As a result, in the same directory, you should get every formula rendered in a separate *png* file.

## Conclusion

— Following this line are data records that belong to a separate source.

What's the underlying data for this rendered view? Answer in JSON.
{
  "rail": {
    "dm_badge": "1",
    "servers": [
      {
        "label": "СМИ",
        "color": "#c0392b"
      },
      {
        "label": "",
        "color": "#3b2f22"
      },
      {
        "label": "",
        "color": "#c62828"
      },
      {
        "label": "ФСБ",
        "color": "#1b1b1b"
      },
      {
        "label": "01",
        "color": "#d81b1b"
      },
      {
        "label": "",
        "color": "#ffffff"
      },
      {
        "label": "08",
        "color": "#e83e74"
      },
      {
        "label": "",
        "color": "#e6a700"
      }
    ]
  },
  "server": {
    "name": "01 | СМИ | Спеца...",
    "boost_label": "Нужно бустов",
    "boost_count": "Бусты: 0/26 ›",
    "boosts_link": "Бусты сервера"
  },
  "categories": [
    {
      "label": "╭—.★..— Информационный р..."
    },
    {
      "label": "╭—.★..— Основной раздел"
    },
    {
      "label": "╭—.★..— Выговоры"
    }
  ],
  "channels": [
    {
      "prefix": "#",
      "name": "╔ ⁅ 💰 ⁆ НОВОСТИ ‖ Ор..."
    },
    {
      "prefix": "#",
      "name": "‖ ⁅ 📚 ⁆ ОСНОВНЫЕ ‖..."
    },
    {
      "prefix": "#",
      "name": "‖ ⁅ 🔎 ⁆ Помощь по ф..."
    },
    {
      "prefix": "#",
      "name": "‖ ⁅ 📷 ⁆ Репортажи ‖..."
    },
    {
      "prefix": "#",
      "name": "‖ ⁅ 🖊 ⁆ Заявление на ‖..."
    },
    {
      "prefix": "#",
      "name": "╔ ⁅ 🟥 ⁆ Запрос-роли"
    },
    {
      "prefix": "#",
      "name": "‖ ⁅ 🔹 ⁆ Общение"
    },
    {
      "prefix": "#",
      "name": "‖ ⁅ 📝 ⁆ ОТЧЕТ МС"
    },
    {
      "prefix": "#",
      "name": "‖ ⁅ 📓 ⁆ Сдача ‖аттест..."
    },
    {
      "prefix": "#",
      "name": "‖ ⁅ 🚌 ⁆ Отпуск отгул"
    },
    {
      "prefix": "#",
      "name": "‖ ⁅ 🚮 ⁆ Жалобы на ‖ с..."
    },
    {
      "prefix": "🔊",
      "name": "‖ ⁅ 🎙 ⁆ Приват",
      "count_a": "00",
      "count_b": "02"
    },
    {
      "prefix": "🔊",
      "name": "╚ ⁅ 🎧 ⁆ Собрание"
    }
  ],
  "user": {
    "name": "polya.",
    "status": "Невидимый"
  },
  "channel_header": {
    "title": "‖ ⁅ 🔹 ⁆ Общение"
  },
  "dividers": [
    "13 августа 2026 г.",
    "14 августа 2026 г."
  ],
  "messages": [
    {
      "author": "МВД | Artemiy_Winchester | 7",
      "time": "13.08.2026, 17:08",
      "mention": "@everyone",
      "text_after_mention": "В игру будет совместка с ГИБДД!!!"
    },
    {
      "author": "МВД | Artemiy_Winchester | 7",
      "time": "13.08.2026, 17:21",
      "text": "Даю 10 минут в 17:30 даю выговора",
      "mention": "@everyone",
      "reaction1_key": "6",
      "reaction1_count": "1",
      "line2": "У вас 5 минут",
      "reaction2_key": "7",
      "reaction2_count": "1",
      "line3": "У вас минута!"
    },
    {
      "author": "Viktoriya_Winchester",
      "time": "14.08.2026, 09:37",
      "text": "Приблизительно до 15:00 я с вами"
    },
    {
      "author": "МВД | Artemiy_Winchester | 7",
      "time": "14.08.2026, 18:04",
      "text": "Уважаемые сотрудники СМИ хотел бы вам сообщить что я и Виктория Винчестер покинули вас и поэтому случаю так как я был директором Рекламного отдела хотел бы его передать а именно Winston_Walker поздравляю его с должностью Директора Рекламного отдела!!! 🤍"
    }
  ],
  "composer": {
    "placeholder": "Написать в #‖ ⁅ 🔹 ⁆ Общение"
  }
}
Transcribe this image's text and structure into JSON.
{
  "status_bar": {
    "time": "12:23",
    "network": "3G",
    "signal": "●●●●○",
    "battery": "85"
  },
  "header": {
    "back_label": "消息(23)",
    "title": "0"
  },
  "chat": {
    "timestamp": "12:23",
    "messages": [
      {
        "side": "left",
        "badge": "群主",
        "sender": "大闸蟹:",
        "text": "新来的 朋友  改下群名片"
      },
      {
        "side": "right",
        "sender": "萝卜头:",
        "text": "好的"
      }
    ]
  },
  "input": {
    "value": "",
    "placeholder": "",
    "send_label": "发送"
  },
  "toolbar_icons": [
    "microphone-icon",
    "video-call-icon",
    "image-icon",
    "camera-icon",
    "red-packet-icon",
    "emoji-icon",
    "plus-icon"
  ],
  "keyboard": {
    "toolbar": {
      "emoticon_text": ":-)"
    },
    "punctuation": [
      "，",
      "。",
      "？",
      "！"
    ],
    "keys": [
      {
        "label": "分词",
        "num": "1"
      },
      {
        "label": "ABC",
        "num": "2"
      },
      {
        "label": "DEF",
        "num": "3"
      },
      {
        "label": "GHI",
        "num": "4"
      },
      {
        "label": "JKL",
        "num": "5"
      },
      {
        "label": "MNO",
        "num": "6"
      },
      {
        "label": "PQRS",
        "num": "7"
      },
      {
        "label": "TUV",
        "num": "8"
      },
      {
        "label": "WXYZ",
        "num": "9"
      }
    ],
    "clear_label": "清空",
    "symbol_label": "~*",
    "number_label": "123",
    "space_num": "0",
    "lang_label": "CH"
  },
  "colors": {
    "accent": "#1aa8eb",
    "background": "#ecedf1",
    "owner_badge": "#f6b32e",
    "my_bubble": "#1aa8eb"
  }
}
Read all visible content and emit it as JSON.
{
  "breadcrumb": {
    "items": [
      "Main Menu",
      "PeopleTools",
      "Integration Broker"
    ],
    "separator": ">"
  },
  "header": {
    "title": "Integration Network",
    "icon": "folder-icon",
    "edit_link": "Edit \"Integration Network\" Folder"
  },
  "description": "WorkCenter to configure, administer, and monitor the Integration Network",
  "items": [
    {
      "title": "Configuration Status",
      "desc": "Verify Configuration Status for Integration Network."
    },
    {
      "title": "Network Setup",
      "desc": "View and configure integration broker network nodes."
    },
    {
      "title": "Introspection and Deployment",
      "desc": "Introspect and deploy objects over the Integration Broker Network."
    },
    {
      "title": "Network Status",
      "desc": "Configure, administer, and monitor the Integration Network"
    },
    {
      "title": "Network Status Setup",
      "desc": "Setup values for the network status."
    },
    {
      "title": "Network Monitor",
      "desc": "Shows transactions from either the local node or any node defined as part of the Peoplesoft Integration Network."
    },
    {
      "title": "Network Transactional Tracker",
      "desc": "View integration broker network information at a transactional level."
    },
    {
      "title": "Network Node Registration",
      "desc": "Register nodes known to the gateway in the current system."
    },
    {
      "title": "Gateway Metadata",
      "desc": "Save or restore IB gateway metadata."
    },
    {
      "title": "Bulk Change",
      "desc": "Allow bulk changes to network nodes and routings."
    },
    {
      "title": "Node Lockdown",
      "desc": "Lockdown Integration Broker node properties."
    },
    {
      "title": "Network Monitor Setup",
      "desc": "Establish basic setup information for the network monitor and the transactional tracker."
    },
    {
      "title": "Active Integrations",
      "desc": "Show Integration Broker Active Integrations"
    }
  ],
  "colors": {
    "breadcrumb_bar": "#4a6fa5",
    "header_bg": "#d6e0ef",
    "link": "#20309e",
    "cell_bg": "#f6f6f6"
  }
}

In the repository accompanying this blog, you can find the sources of the script and LaTeX template you can find.